North Wales Police is judged to be good overall in respect of how legitimate the force is at keeping people safe and reducing crime. Previously, the force has acted when notified of areas for improvement, and its leaders have demonstrated a real commitment to ensuring the workforce understands the importance of treating the people it serves with fairness and respect. This includes how well it communicates with people and how fairly it uses coercive powers. However, the force requires improvement in some aspects of the way that it understands the extent to which its workforce treats members of the public with fairness and respect. It needs to do more to ensure its external scrutiny is effective in bringing about changes wanted by the communities it serves, including the way that it monitors and scrutinises the use of stop and search powers, to ensure these are used fairly.

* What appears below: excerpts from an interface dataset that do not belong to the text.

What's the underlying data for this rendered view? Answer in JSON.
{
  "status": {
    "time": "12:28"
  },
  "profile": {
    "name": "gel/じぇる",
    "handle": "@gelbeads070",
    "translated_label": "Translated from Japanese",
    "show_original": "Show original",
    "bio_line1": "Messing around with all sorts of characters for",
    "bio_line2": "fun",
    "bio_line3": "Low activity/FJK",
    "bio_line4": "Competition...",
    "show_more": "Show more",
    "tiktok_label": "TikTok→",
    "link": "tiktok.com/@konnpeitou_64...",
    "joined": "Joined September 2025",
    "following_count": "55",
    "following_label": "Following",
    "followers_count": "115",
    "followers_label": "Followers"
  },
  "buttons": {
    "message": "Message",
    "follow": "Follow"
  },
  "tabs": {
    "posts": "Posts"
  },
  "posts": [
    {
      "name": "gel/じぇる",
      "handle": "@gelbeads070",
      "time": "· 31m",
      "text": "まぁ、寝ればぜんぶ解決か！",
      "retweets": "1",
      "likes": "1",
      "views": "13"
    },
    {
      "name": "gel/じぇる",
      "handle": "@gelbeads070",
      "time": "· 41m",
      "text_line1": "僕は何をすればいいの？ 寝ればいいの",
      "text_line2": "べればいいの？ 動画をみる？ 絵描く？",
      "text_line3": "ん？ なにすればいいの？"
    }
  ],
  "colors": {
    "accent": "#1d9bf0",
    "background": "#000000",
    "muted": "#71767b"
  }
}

North Wales Police has a good ethical culture. This is demonstrated by senior leaders, and officers and staff throughout the organisation, who take an ethical approach to decision making. Members of the public are able to complain easily when they feel that they have not received the service they expect from officers and staff in North Wales Police. Furthermore, the force is good at providing its workforce with the skills needed to identify, respond to and investigate discrimination. Leaders are fully committed to promoting the wellbeing of the workforce; a healthy lifestyle is encouraged and support is provided to those who need it. There are structures in place which allow the workforce to contribute new ideas, challenge leaders and receive feedback. However, the force needs to do more to encourage black, Asian and minority ethnic (BAME) representation within its workforce. It also needs to ensure the new appraisal process is understood by everyone, with a greater emphasis on individual development and organisational learning, and that it is valued and trusted by the workforce.
How well has the force performed in our other inspections?
In addition to the three core PEEL pillars, HMICFRS carries out inspections of a wide range of policing activity throughout the year. Some of these are conducted alongside the PEEL inspections; others are joint inspections.
Findings from these inspections are published separately to the main PEEL reports, but are taken into account when producing the rounded assessment of each force's performance.
North Wales Police: Crime Data Integrity inspection 2017 – published on 7 September 2017
Abuse of position assessment – North Wales Police – published on 5 October 2017